I know that no passports were needed for our trip to Northern Ireland but we did land at Dublin in the Republic. We had to set out from Norwich at 4 a.m which was a difficult time as it was neither here nor there. A midnight start and we could have stayed up and slept on the coach. But with a 4 a.m start the question is to go to bed or not to go to bed. So I went to bed and grabbed a couple of hours before getting up again at 2.30 a.m.
One of the problems with coach tours is the way they zig zag across the country picking people up. So we had to go from Norwich to Downham Market and then Wisbech and Peterborough before setting off for the ferry at Hollyhead in Welsh Wales. That was followed by a three hour ferry journey to Dublin. That in itself was interesting. The on board pizzas were decent but it was the weather that was of particular interest. It was announced that the winds would be gale force eight or extreme gale force nine. I'm sure a number of years ago that would have seen the passage cancelled. But stabilisers were employed and the journey was pleasant enough.
Interesting journey from Dublin to Belfast as well.
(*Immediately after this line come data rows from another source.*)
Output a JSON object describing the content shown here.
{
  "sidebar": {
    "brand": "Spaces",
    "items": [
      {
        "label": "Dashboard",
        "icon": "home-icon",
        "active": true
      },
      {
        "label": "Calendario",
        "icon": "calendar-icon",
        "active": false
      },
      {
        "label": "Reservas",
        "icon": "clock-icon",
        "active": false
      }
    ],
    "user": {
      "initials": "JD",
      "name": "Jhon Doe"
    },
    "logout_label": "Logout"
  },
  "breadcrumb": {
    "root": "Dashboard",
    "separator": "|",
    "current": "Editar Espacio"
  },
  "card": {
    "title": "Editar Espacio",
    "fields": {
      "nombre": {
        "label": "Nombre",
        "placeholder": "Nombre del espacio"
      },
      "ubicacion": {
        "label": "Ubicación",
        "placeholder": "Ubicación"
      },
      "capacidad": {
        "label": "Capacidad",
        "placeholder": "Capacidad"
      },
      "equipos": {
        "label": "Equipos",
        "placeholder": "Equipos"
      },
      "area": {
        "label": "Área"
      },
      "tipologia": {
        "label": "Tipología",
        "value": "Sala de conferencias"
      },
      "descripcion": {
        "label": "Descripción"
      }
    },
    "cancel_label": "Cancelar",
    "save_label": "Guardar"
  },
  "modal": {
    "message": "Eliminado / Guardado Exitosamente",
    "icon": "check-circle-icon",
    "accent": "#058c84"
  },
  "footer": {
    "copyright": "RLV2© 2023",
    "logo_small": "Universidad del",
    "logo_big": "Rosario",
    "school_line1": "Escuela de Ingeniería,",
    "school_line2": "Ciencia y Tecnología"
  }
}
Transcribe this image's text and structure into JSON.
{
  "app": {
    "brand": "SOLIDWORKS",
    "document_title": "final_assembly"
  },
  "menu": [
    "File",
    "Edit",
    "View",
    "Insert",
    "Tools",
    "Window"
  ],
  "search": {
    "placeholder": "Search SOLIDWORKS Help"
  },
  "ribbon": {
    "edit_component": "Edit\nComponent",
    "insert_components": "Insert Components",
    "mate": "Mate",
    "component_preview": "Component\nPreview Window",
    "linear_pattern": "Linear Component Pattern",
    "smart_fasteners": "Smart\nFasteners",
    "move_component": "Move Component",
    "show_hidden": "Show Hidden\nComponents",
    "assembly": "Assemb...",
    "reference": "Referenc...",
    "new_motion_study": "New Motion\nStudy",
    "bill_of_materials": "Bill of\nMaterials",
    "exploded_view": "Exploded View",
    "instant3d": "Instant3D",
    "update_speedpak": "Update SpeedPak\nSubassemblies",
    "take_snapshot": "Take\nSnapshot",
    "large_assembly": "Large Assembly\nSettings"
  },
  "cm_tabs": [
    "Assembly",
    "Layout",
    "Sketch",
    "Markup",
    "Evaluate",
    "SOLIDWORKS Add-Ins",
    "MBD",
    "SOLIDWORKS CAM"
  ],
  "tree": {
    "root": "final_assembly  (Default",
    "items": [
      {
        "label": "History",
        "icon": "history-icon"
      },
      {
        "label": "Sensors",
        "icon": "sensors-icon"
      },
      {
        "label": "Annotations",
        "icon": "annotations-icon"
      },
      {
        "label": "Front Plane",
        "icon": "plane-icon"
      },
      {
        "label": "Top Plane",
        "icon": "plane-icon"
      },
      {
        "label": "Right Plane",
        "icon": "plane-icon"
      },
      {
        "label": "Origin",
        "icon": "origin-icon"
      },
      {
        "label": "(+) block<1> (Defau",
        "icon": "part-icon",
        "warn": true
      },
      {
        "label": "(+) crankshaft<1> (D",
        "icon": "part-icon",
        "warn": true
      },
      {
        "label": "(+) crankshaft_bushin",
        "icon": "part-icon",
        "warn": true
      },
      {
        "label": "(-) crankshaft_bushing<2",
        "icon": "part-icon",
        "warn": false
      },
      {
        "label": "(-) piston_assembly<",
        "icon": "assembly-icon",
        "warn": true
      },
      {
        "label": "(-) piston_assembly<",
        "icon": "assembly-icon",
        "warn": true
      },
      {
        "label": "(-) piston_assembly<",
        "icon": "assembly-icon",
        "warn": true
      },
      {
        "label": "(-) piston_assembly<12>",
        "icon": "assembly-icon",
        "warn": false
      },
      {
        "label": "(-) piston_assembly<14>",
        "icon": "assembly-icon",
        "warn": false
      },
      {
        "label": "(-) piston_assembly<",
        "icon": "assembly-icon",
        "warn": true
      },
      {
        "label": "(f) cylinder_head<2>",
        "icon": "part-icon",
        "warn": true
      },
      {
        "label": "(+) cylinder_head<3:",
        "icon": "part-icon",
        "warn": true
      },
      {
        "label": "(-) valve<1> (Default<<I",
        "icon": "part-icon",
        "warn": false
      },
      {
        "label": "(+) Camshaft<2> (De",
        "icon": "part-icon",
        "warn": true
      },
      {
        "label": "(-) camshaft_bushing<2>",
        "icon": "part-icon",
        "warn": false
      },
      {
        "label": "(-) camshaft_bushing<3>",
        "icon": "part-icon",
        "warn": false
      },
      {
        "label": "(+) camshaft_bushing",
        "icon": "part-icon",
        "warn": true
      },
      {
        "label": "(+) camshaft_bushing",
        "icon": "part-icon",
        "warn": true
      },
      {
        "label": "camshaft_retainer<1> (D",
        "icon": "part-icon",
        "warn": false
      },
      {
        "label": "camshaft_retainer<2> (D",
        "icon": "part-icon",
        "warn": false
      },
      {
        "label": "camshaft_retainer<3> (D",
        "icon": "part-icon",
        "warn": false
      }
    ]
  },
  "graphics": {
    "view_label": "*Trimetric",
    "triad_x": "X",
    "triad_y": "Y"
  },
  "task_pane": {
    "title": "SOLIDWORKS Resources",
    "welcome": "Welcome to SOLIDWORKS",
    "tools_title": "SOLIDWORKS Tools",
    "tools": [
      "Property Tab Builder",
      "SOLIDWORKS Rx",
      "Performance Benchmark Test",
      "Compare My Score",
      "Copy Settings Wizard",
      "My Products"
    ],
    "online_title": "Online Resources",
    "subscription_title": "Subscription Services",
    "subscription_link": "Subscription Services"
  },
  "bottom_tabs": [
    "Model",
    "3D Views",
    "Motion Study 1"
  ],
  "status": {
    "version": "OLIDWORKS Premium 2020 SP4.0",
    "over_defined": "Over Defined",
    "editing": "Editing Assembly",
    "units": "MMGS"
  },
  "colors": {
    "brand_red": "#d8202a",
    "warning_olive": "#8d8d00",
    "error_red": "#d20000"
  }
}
There were no border controls, no apparent "welcome to Northern Ireland" (unless I missed it) and the only indication that we had moved from one country back into the UK came when distances in kilometres were replaced by distances in miles and signs stopped being repeated in Gaelic alongside the English.
It seemed to take forever to get to our destination the La Mon Hotel and Country Club 15 minutes out from Belfast and in open countryside. I think we had about five minutes between getting to our rooms and the evening carvery where the asked for small portion of meat turned into a massive wallopper. So everyone wore the clothes they had travelled in but, after 17 hours of travelling, the lure of food seemed more important than sartorial elegance.